* WORK INSTRUCTIONS: Copy each line that contains the string "para", taking them from the material.

* AVAILABLE RECORDS:
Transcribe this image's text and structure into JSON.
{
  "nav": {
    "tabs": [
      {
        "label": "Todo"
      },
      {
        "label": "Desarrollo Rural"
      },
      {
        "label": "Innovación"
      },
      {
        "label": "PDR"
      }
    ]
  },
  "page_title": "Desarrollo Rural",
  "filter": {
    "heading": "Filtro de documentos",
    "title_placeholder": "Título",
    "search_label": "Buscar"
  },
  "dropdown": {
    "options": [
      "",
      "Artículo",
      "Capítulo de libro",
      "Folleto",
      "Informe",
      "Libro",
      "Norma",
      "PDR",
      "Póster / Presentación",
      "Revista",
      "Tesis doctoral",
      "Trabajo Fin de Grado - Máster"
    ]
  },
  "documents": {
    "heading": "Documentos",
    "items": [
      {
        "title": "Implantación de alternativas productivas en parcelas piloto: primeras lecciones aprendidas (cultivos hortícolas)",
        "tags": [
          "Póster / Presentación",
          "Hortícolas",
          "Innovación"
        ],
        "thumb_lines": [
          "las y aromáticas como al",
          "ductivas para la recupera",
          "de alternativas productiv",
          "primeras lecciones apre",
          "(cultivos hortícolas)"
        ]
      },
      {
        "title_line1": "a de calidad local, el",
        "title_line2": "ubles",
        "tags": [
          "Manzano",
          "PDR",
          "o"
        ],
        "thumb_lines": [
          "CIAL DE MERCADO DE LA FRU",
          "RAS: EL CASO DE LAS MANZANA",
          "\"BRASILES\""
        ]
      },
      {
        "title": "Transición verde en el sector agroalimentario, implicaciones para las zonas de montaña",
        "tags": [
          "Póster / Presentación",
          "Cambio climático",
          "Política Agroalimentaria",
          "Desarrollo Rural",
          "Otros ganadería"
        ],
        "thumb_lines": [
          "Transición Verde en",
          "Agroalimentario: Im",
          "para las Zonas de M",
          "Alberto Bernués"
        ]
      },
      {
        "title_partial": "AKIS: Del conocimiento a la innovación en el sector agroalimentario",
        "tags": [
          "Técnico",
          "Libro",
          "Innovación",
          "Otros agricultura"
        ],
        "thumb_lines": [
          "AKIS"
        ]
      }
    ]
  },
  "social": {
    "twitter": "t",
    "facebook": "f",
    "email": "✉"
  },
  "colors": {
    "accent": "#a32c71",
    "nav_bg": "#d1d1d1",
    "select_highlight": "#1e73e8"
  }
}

* EXERCISE SOLUTION:
          "ductivas para la recupera",
        "title": "Transición verde en el sector agroalimentario, implicaciones para las zonas de montaña",
          "para las Zonas de M",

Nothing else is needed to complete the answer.